Let's Go Eggcase Hunting


  • Check tide times
  • Tell someone where you’re going
  • If possible use a stick to rummage in seaweed to avoid any nasty surprises
  • Take care near the base of cliffs


  • Respect wildlife and habitats by following the Seashore Code and don’t take live animals home with you.

  • As you’re looking in the strandline anyway, why not do a spot of beach cleaning? It goes hand in hand with eggcase hunting!


  • You can usually find eggcases amongst the seaweed that makes up the strandline. They blend in really well which means they can be difficult to spot at first, so keep your eyes peeled.

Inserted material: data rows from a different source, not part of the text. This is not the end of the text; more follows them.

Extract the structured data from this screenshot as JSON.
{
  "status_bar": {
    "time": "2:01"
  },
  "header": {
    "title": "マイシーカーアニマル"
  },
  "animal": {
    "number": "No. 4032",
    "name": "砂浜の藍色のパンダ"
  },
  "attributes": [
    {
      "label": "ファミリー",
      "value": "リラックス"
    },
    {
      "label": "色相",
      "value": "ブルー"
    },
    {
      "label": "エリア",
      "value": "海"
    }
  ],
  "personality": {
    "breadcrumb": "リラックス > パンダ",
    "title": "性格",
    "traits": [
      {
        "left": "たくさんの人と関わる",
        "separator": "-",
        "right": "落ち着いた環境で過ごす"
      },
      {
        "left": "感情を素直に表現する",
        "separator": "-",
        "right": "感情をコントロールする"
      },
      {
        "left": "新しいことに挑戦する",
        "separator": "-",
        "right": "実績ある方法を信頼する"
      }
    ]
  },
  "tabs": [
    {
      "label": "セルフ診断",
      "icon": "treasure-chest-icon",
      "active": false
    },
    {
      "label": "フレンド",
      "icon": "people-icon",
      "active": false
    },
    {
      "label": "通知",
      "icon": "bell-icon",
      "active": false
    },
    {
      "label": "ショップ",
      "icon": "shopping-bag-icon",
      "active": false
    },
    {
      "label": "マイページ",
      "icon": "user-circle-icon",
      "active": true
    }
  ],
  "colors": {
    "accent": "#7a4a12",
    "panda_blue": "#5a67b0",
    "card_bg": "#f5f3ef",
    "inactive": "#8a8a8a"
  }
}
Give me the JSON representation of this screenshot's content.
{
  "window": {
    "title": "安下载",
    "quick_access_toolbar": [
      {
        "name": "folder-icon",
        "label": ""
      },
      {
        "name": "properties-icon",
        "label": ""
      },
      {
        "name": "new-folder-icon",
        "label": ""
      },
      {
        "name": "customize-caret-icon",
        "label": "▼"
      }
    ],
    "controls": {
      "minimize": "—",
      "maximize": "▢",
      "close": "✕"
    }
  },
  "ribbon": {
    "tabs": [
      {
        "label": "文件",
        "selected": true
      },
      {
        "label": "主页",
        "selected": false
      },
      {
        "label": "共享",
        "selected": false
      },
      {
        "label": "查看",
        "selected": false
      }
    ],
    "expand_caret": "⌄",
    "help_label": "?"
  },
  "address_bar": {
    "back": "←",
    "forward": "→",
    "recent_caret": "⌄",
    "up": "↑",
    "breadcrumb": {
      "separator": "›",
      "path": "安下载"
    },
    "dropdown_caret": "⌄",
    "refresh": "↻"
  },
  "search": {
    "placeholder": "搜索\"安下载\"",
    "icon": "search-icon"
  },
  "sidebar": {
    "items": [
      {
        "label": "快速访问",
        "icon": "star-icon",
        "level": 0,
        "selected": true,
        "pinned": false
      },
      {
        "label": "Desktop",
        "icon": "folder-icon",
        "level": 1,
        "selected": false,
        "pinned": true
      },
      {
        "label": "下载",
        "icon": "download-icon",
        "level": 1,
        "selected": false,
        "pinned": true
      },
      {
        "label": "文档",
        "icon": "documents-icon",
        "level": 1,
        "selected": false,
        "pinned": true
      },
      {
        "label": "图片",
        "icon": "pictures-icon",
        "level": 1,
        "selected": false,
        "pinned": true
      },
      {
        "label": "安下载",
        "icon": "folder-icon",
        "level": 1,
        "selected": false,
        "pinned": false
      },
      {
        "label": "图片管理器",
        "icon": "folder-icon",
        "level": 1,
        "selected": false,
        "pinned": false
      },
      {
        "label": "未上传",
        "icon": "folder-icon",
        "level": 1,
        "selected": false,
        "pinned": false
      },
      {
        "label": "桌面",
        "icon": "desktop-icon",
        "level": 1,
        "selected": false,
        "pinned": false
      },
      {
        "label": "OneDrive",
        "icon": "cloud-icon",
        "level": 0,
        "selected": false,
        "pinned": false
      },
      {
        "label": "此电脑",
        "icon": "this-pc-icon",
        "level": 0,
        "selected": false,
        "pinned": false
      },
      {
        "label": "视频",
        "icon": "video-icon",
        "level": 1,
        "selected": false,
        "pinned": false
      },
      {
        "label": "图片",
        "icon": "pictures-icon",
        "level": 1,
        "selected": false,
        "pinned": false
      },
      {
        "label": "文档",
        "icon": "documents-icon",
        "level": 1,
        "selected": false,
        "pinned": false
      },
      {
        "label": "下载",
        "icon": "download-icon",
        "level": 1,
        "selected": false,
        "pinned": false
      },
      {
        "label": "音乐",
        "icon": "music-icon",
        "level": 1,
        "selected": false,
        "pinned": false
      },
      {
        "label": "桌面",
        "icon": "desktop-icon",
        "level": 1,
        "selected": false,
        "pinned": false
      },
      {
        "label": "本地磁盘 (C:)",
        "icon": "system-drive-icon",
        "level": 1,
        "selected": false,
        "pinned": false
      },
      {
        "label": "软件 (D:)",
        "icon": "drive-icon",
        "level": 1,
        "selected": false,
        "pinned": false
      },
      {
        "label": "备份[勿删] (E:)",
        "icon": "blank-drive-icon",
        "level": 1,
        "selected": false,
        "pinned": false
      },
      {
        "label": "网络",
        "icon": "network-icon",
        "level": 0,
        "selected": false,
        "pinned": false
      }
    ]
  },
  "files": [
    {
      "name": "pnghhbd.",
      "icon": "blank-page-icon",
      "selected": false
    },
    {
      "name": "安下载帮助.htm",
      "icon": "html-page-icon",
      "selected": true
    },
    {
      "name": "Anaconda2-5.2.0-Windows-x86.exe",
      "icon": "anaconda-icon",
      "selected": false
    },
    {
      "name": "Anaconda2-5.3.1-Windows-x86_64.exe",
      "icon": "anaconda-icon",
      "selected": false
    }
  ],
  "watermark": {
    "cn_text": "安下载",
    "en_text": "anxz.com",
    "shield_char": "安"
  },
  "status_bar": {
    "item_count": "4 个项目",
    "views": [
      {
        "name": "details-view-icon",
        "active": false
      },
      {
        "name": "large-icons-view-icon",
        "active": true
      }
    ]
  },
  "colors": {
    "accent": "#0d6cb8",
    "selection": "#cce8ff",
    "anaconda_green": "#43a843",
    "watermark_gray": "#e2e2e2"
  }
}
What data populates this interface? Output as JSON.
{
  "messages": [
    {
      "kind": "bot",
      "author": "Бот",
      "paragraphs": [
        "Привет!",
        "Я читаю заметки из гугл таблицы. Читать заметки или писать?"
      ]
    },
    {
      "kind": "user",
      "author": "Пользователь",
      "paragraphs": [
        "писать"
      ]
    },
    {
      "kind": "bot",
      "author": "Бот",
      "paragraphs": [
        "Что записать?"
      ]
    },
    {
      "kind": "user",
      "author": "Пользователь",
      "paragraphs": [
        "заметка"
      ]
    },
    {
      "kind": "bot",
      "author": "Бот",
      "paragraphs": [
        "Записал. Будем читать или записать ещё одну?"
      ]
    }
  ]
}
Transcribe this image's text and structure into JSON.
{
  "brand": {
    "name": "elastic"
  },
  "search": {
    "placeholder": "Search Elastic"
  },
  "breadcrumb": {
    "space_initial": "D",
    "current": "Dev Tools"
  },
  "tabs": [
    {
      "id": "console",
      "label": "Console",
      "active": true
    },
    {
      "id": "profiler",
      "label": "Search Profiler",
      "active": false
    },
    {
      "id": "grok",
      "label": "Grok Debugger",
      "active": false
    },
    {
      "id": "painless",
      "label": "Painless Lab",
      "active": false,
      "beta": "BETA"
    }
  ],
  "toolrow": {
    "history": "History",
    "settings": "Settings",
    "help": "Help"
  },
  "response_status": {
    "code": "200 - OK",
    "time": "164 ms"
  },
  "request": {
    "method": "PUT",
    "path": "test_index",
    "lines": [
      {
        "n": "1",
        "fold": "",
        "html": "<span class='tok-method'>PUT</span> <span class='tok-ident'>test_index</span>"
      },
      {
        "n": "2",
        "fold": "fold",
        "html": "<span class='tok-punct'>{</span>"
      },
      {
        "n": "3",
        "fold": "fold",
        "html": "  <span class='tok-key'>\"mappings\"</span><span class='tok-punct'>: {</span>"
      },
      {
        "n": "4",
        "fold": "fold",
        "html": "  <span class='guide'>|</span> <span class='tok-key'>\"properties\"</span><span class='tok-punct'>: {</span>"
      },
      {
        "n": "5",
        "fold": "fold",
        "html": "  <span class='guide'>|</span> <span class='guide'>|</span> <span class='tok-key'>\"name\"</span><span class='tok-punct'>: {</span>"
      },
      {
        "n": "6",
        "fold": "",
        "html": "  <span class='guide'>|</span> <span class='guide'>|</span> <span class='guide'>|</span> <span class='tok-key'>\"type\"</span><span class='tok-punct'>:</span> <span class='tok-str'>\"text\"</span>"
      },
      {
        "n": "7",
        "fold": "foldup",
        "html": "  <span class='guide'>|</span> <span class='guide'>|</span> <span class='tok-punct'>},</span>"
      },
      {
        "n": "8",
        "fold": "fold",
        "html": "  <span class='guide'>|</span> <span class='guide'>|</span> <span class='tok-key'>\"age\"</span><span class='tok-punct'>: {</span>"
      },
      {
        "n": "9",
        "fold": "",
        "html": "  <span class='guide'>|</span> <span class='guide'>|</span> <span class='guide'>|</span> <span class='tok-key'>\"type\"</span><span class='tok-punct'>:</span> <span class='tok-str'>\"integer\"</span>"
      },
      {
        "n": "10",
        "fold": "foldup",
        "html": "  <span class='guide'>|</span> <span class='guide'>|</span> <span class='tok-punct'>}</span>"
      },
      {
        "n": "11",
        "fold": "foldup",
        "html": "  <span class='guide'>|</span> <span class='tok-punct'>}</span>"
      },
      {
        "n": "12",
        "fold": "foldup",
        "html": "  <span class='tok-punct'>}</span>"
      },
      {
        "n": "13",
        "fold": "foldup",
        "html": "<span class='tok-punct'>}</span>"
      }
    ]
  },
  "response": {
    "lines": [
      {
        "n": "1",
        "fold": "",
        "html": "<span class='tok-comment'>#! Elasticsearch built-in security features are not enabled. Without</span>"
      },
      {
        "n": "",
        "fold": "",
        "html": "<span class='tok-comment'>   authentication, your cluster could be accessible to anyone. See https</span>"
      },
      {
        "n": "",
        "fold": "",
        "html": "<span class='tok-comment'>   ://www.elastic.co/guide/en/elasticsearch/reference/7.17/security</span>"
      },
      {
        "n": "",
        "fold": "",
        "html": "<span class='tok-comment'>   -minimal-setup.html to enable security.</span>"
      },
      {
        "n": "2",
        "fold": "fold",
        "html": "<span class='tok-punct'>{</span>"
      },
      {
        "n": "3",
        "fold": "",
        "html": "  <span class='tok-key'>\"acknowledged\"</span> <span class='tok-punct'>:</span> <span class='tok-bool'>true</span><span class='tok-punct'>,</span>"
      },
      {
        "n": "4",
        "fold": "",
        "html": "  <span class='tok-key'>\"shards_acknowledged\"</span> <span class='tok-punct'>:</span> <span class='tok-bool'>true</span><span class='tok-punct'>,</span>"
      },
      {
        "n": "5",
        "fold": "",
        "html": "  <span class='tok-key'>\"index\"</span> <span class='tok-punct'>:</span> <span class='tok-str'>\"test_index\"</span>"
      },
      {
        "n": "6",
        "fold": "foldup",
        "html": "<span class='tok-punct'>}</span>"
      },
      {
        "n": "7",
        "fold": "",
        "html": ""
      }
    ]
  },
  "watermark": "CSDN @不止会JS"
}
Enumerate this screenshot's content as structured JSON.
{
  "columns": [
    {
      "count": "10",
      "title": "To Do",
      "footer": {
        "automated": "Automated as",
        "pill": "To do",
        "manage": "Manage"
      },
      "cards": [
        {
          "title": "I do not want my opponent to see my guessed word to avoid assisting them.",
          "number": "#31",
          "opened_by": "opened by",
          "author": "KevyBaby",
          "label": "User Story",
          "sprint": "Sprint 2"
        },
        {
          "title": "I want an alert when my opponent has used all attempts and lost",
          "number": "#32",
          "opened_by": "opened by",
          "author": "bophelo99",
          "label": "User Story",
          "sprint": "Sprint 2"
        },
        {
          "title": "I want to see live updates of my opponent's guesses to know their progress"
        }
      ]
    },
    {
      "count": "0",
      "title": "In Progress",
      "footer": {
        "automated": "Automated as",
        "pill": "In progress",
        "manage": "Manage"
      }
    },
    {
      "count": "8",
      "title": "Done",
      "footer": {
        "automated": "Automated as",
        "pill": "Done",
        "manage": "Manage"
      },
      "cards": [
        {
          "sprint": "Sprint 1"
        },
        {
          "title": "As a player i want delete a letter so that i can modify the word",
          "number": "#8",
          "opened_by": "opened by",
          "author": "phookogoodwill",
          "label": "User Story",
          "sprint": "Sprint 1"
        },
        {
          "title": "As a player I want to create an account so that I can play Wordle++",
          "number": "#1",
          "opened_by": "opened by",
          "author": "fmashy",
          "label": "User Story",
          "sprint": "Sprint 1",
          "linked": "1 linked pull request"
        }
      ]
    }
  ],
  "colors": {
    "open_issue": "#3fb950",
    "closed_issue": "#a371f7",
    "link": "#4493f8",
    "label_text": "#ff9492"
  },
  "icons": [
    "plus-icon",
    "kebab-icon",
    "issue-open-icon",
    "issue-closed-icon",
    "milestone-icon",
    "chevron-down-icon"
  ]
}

  • When eggcases dry out they're very light and can get blown to the back of the beach. They also get trapped in grasses on sand dunes. So these are good locations to search.

  • Eggcases will wash up throughout the year. They may have freshly hatched, or been on the seabed for some time before being dislodged.

  • After stormy weather has passed is prime eggcase hunting time. Lots of seaweed and debris will have been washed up on the beach - this is great to search in.

  • Check to make sure it’s definitely an empty eggcase and nothing is inside.

  • If a live embryo is inside, put the eggcase back in the sea or a deep rockpool and try to anchor it down. If it is a skate eggcase try and weigh down the horns, with catshark eggcases try and tie the tendrils around something so it doesn’t wash ashore again.

  • Empty eggcases are not known to have any secondary purpose. They don't break down to form sand or offer habitat as some shells do for hermit crabs. They also don’t decompose to form part of the strandline - we’ve even tried composting them and they don’t break down! If you are certain that the eggcase is empty, it is fine to remove the eggcase from the beach, this will prevent double counting too.


Here are a few methods you can use to conduct your hunt…

  • THE CHANCE FIND - you may be out walking your dog on your local beach, or on holiday with your family, when you discover an eggcase. What a stroke of luck! Take a photo and record your find.

  • SIMPLE SCIENCE - set out on a timed walk, e.g. walk along the strandline for 20 minutes and see how many eggcases you can find in that time.

  • BEACH SURVEY - walk the entire length of the beach, or between two landmarks if it’s a long beach! Look at the upper strandline when walking in one direction then return along the lower strandline, recording as you go.

For more detail on looking for eggcases, including a Search specific video, see our Eggcase Champion Training Guide at sharktrust.org/geh-training


Banner Image: Michaela Strachan & Diane Westwood_Autumnwatch2022_ photo credit Pat Mckeeman